**EXERCISE AIM**
Go through the records and extract every line with the word "icon".

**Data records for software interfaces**
*** Block opens ***
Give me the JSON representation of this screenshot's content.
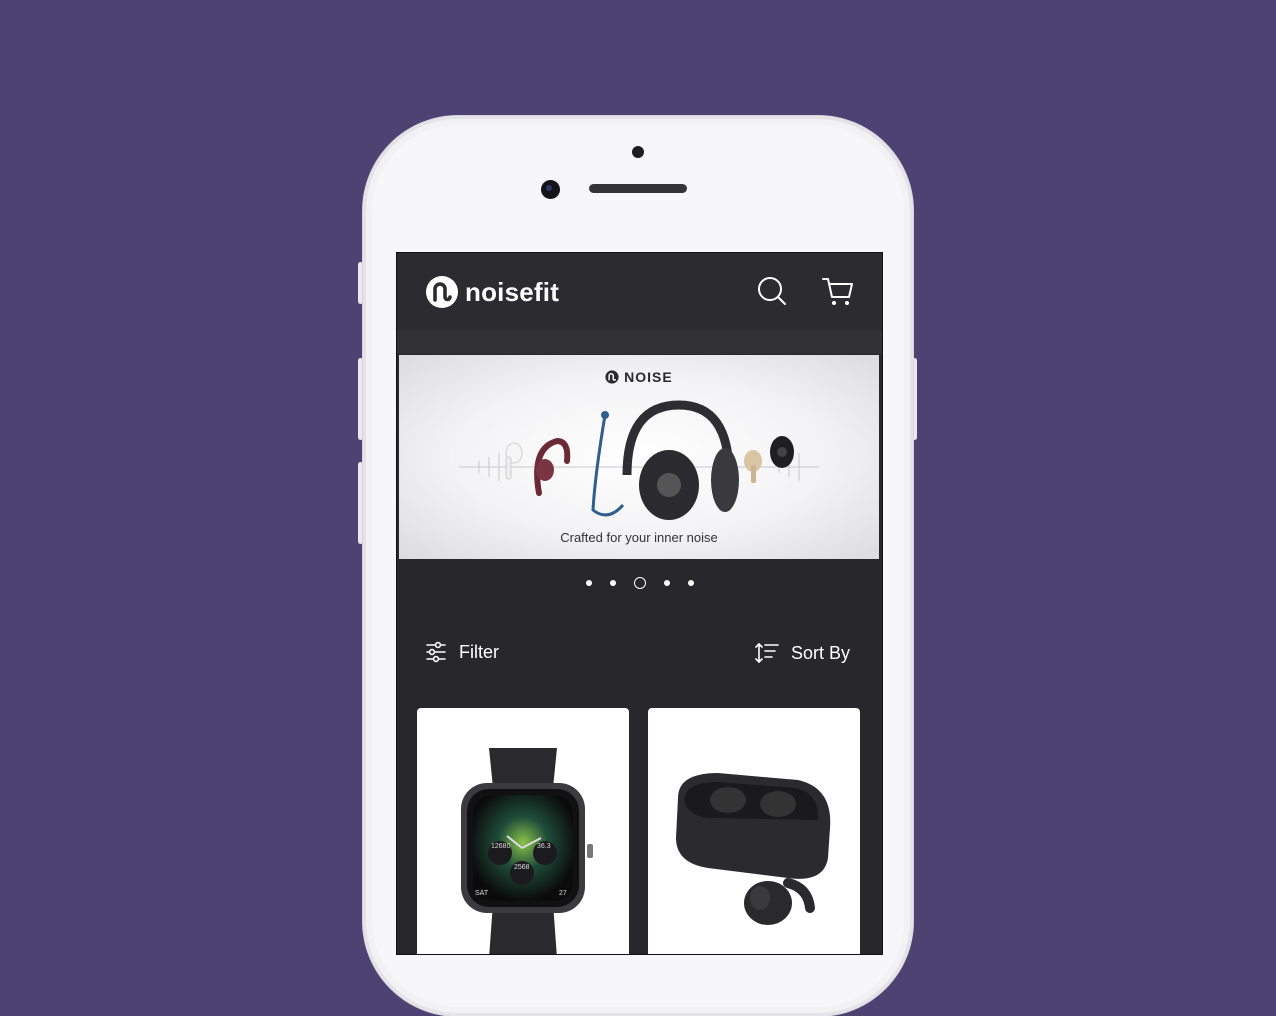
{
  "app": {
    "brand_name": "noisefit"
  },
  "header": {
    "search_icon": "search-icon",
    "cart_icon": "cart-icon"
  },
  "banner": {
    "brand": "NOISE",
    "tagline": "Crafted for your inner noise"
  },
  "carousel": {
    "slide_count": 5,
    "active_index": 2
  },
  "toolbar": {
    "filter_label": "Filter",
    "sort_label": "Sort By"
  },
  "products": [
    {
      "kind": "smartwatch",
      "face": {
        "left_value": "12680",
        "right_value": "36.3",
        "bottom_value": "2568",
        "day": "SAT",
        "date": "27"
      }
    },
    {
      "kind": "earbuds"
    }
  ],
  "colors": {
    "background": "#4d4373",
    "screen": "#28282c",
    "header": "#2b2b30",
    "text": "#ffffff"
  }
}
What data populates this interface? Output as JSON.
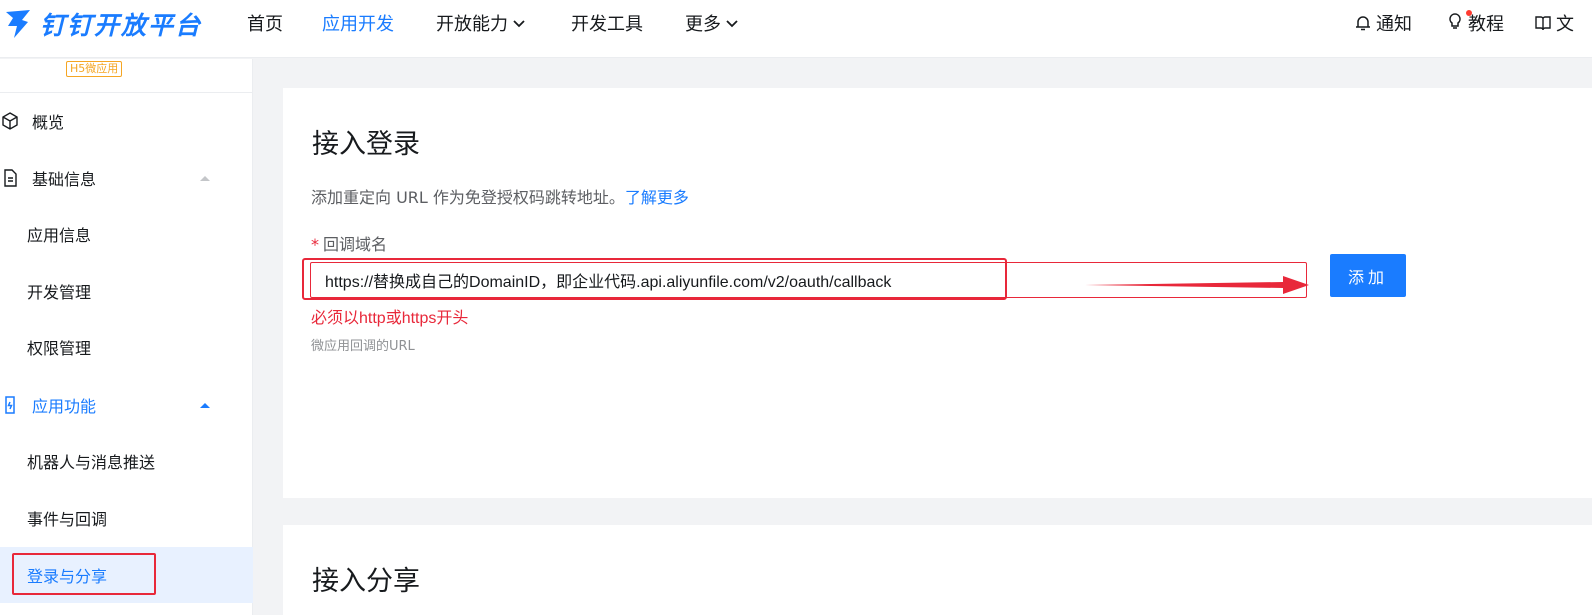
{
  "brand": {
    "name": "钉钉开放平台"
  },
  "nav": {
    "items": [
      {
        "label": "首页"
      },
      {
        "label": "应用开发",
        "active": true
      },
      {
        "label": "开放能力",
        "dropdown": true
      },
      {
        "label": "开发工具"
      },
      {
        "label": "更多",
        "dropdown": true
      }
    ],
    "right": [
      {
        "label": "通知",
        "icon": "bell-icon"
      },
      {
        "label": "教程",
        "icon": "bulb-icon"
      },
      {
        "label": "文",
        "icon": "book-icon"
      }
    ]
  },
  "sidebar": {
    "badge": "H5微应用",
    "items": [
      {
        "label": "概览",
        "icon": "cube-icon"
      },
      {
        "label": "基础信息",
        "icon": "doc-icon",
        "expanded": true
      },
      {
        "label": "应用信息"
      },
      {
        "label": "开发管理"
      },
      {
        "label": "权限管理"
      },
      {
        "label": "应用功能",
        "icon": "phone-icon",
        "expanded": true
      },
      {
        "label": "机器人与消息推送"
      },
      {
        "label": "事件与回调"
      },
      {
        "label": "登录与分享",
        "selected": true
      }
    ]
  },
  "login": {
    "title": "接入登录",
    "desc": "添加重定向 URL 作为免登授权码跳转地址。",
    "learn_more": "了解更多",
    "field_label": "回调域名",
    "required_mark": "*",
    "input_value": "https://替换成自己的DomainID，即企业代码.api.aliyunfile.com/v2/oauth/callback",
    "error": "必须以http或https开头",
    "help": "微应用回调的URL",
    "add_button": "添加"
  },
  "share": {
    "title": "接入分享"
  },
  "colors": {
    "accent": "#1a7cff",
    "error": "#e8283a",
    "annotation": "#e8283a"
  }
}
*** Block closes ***
**REPLY**
    "search_icon": "search-icon",
    "cart_icon": "cart-icon"
        "icon": "bell-icon"
        "icon": "bulb-icon"
        "icon": "book-icon"
        "icon": "cube-icon"
        "icon": "doc-icon",
        "icon": "phone-icon",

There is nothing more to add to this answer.